TASK ITEM: Nothing in the records may change. Print them all again.

DATA SUPPLIED:
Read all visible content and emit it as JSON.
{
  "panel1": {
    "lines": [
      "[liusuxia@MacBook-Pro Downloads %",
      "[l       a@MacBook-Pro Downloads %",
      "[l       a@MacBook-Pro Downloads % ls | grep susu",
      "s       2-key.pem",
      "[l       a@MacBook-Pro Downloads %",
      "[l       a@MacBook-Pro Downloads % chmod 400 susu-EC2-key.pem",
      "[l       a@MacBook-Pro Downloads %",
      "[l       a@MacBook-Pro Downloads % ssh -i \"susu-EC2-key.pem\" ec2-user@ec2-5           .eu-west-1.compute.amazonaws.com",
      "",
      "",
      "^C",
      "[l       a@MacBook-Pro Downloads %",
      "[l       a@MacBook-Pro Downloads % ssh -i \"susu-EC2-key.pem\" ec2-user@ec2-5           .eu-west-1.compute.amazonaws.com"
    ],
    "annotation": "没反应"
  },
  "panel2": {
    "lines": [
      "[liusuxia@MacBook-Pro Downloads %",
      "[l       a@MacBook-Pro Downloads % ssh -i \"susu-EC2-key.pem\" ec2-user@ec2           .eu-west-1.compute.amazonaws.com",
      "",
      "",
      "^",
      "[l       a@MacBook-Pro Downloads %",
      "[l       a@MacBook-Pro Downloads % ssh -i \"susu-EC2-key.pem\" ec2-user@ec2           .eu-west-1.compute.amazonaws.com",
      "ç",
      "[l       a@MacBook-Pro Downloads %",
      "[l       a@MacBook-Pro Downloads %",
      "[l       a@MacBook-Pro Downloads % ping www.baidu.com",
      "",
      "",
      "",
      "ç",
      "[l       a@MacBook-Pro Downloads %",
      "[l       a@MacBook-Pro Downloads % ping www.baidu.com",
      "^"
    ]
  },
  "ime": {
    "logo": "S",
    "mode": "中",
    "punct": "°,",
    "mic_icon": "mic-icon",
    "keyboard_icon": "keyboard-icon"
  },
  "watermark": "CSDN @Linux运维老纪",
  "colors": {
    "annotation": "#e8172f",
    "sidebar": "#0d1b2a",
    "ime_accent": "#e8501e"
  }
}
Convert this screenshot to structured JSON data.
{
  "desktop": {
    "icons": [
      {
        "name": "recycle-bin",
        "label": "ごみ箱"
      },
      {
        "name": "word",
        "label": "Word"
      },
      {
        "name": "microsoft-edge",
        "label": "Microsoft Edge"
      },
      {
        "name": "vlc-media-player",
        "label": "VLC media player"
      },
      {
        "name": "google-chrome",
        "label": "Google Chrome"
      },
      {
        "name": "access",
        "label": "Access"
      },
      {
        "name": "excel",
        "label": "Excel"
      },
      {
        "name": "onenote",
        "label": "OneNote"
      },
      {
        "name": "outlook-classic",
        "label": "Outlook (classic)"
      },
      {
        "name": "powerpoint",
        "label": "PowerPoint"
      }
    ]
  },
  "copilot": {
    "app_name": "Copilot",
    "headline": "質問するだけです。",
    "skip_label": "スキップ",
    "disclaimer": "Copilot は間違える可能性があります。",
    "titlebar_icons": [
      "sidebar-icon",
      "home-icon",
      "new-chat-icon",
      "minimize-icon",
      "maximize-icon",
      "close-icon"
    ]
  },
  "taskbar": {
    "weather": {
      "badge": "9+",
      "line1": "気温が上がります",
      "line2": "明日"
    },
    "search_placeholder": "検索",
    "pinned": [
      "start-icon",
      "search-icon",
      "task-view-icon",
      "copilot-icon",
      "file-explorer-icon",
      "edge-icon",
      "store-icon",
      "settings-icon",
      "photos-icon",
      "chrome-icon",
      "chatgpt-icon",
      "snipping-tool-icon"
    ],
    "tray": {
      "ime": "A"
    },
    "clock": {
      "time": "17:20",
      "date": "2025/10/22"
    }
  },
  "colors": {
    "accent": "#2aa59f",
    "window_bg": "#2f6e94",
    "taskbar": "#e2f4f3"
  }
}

EXERCISE SOLUTION:
Read all visible content and emit it as JSON.
{
  "panel1": {
    "lines": [
      "[liusuxia@MacBook-Pro Downloads %",
      "[l       a@MacBook-Pro Downloads %",
      "[l       a@MacBook-Pro Downloads % ls | grep susu",
      "s       2-key.pem",
      "[l       a@MacBook-Pro Downloads %",
      "[l       a@MacBook-Pro Downloads % chmod 400 susu-EC2-key.pem",
      "[l       a@MacBook-Pro Downloads %",
      "[l       a@MacBook-Pro Downloads % ssh -i \"susu-EC2-key.pem\" ec2-user@ec2-5           .eu-west-1.compute.amazonaws.com",
      "",
      "",
      "^C",
      "[l       a@MacBook-Pro Downloads %",
      "[l       a@MacBook-Pro Downloads % ssh -i \"susu-EC2-key.pem\" ec2-user@ec2-5           .eu-west-1.compute.amazonaws.com"
    ],
    "annotation": "没反应"
  },
  "panel2": {
    "lines": [
      "[liusuxia@MacBook-Pro Downloads %",
      "[l       a@MacBook-Pro Downloads % ssh -i \"susu-EC2-key.pem\" ec2-user@ec2           .eu-west-1.compute.amazonaws.com",
      "",
      "",
      "^",
      "[l       a@MacBook-Pro Downloads %",
      "[l       a@MacBook-Pro Downloads % ssh -i \"susu-EC2-key.pem\" ec2-user@ec2           .eu-west-1.compute.amazonaws.com",
      "ç",
      "[l       a@MacBook-Pro Downloads %",
      "[l       a@MacBook-Pro Downloads %",
      "[l       a@MacBook-Pro Downloads % ping www.baidu.com",
      "",
      "",
      "",
      "ç",
      "[l       a@MacBook-Pro Downloads %",
      "[l       a@MacBook-Pro Downloads % ping www.baidu.com",
      "^"
    ]
  },
  "ime": {
    "logo": "S",
    "mode": "中",
    "punct": "°,",
    "mic_icon": "mic-icon",
    "keyboard_icon": "keyboard-icon"
  },
  "watermark": "CSDN @Linux运维老纪",
  "colors": {
    "annotation": "#e8172f",
    "sidebar": "#0d1b2a",
    "ime_accent": "#e8501e"
  }
}
Convert this screenshot to structured JSON data.
{
  "desktop": {
    "icons": [
      {
        "name": "recycle-bin",
        "label": "ごみ箱"
      },
      {
        "name": "word",
        "label": "Word"
      },
      {
        "name": "microsoft-edge",
        "label": "Microsoft Edge"
      },
      {
        "name": "vlc-media-player",
        "label": "VLC media player"
      },
      {
        "name": "google-chrome",
        "label": "Google Chrome"
      },
      {
        "name": "access",
        "label": "Access"
      },
      {
        "name": "excel",
        "label": "Excel"
      },
      {
        "name": "onenote",
        "label": "OneNote"
      },
      {
        "name": "outlook-classic",
        "label": "Outlook (classic)"
      },
      {
        "name": "powerpoint",
        "label": "PowerPoint"
      }
    ]
  },
  "copilot": {
    "app_name": "Copilot",
    "headline": "質問するだけです。",
    "skip_label": "スキップ",
    "disclaimer": "Copilot は間違える可能性があります。",
    "titlebar_icons": [
      "sidebar-icon",
      "home-icon",
      "new-chat-icon",
      "minimize-icon",
      "maximize-icon",
      "close-icon"
    ]
  },
  "taskbar": {
    "weather": {
      "badge": "9+",
      "line1": "気温が上がります",
      "line2": "明日"
    },
    "search_placeholder": "検索",
    "pinned": [
      "start-icon",
      "search-icon",
      "task-view-icon",
      "copilot-icon",
      "file-explorer-icon",
      "edge-icon",
      "store-icon",
      "settings-icon",
      "photos-icon",
      "chrome-icon",
      "chatgpt-icon",
      "snipping-tool-icon"
    ],
    "tray": {
      "ime": "A"
    },
    "clock": {
      "time": "17:20",
      "date": "2025/10/22"
    }
  },
  "colors": {
    "accent": "#2aa59f",
    "window_bg": "#2f6e94",
    "taskbar": "#e2f4f3"
  }
}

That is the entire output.